Items from an interface collection:

# # # # #

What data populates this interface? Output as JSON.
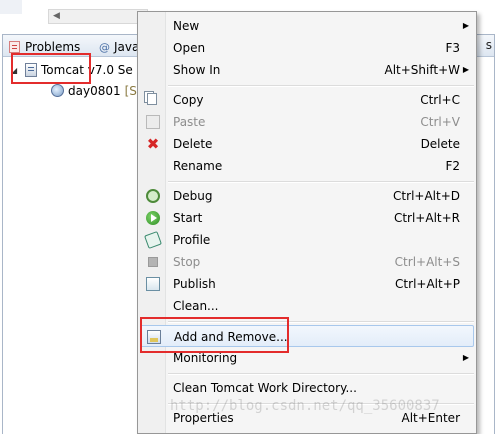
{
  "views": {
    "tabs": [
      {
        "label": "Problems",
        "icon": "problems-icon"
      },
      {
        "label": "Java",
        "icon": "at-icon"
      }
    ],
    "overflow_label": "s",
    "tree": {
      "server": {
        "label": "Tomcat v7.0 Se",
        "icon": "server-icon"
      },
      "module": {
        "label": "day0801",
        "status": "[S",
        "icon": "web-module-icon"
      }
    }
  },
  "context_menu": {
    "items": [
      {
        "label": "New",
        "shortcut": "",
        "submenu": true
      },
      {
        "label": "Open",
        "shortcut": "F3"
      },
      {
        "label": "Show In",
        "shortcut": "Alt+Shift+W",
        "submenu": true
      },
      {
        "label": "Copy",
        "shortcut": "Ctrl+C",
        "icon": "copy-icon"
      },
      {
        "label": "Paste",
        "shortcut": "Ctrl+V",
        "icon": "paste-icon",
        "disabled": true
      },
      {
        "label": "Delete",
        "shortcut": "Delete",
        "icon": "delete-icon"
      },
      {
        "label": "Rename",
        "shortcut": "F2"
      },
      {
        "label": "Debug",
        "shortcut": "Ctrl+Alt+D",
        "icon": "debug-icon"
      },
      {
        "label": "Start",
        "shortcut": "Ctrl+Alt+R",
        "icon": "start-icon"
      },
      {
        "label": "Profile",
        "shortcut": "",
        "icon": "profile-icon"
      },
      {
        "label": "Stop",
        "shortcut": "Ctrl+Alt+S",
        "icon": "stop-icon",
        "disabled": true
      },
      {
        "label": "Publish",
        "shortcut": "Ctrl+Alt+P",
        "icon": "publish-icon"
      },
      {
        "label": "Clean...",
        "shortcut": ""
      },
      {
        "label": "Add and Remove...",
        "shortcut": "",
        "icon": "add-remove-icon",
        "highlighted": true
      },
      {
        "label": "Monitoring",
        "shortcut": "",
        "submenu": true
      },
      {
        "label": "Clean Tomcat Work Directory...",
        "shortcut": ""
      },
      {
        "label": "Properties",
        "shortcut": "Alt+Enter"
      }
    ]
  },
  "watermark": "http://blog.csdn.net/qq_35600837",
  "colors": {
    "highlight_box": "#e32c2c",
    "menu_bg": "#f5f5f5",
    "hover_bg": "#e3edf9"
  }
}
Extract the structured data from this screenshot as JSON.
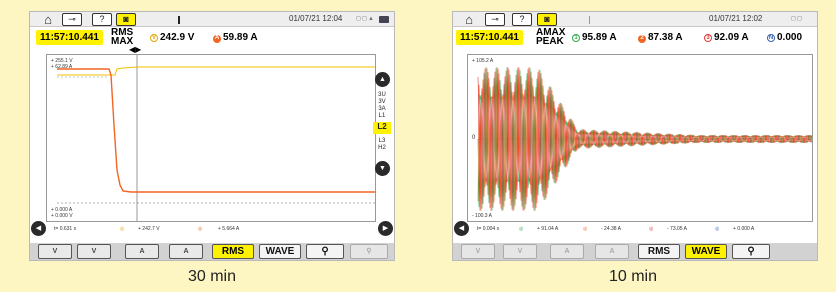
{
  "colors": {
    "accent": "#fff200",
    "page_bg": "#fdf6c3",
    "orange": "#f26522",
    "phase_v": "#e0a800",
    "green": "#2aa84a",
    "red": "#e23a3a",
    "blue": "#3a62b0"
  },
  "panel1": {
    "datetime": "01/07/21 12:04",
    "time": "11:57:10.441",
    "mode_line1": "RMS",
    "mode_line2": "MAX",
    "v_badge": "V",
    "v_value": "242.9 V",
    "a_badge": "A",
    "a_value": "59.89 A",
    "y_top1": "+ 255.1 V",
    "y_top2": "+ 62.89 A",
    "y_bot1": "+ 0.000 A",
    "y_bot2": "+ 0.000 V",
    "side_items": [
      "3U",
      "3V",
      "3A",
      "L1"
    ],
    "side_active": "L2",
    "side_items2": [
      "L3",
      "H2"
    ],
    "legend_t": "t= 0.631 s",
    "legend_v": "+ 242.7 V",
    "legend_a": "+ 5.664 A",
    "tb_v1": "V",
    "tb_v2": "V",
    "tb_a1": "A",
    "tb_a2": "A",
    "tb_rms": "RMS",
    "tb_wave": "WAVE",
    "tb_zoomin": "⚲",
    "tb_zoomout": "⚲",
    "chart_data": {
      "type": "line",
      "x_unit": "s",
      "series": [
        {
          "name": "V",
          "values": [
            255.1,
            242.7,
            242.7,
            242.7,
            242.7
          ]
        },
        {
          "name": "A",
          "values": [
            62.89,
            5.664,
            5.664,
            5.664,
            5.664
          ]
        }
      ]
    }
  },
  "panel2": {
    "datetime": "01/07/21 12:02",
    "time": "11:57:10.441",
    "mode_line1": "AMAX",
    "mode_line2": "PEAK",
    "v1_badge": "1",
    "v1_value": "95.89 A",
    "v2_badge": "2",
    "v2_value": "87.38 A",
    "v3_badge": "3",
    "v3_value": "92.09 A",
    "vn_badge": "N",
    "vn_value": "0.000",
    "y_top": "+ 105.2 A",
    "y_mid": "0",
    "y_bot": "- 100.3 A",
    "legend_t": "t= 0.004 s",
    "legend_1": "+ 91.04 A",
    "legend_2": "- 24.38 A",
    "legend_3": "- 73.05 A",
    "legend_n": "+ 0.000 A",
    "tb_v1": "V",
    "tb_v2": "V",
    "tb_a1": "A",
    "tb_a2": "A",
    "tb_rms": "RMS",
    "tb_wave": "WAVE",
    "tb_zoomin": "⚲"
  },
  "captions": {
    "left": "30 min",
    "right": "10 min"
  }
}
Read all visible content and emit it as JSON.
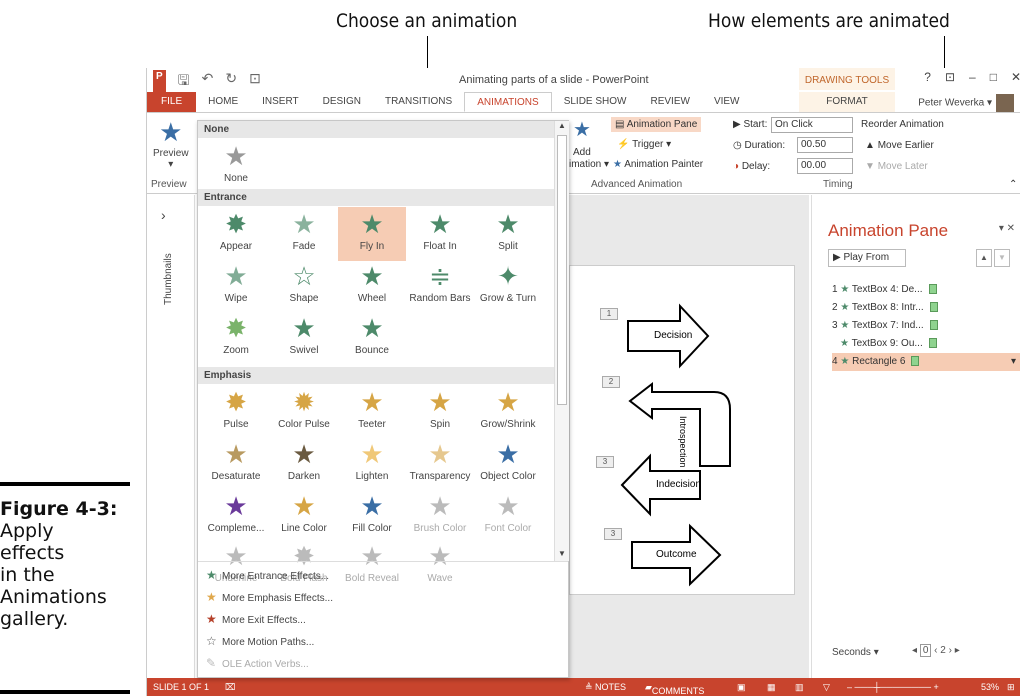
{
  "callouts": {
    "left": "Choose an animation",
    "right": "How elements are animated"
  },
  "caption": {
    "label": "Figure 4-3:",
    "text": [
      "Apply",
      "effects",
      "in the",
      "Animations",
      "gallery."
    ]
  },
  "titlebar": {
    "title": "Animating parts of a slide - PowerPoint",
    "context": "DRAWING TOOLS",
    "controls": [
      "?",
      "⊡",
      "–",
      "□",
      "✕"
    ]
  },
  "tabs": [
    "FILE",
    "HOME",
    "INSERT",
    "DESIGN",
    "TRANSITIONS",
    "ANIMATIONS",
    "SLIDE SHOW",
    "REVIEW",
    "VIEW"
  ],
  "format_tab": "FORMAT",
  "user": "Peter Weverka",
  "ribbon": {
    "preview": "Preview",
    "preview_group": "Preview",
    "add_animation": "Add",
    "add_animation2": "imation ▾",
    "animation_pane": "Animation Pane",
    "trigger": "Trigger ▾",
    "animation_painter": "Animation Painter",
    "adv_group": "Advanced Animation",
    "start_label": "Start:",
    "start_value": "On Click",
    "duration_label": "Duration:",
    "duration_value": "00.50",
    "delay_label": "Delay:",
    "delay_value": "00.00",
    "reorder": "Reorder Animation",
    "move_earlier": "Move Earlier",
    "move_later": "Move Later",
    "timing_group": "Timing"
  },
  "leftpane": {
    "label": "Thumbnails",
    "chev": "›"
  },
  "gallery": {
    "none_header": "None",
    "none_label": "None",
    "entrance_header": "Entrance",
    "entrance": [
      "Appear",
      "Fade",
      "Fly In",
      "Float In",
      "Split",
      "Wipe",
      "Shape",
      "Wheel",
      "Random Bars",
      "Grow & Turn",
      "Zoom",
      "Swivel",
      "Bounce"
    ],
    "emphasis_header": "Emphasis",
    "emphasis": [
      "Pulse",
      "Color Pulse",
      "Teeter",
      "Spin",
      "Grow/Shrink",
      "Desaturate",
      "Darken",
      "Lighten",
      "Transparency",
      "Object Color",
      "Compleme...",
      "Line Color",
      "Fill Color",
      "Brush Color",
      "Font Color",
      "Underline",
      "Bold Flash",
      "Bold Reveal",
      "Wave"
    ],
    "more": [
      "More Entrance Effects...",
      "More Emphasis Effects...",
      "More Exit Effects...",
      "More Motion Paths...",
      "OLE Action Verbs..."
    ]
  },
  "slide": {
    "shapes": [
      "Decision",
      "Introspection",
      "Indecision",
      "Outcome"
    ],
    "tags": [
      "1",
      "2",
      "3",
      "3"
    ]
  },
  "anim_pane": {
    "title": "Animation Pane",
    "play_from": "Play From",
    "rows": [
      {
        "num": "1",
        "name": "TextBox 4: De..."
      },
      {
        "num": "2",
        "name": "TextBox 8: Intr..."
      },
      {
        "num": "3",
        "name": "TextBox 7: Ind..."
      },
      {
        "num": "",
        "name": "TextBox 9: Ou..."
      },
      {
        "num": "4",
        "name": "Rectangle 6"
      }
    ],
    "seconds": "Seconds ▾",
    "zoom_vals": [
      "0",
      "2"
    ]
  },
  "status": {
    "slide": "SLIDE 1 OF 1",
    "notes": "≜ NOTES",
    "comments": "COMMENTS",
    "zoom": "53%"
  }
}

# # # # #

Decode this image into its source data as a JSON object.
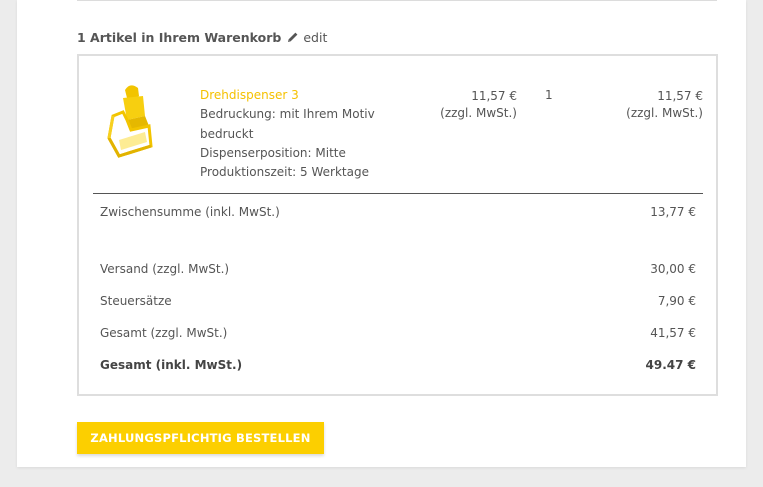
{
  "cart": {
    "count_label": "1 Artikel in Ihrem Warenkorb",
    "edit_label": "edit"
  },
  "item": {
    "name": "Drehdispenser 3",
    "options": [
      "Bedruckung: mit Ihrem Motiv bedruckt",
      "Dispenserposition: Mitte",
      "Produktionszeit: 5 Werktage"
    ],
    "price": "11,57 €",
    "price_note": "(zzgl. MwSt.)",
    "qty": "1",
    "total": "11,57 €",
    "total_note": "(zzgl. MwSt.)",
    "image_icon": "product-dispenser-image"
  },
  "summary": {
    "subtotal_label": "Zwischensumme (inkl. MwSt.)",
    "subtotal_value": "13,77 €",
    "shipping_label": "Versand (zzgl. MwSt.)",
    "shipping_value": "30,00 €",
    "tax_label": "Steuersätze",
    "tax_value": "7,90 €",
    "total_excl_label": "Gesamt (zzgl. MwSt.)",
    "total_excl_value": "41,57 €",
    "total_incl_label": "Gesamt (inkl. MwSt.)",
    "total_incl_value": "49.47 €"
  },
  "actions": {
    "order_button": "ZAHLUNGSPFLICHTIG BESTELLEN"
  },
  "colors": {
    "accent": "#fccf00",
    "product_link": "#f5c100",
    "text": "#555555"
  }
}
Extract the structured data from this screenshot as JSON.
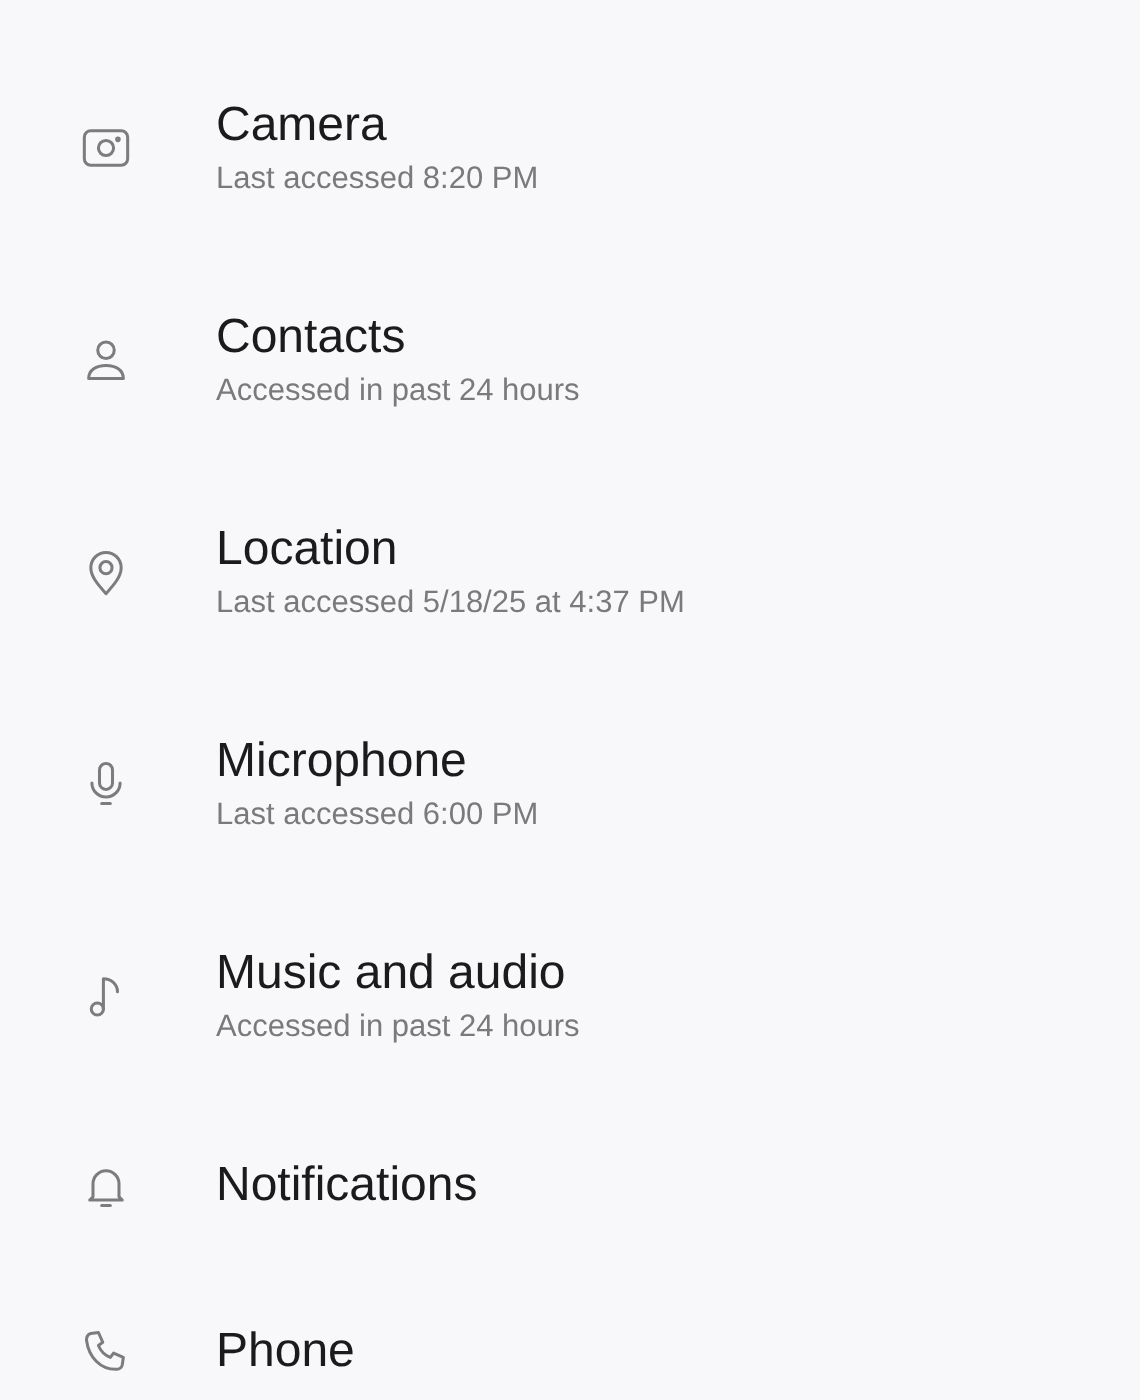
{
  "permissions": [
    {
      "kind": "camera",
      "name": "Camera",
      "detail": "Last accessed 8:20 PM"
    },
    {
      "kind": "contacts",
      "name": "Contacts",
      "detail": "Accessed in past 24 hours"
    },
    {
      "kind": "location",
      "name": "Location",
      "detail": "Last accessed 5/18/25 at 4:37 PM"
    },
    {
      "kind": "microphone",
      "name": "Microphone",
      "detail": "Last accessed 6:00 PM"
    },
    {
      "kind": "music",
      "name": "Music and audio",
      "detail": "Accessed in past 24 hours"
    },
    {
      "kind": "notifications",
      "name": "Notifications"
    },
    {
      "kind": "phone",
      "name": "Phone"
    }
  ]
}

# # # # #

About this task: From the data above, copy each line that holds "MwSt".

The answer:
    "price_note": "(zzgl. MwSt.)",
    "total_note": "(zzgl. MwSt.)",
    "subtotal_label": "Zwischensumme (inkl. MwSt.)",
    "shipping_label": "Versand (zzgl. MwSt.)",
    "total_excl_label": "Gesamt (zzgl. MwSt.)",
    "total_incl_label": "Gesamt (inkl. MwSt.)",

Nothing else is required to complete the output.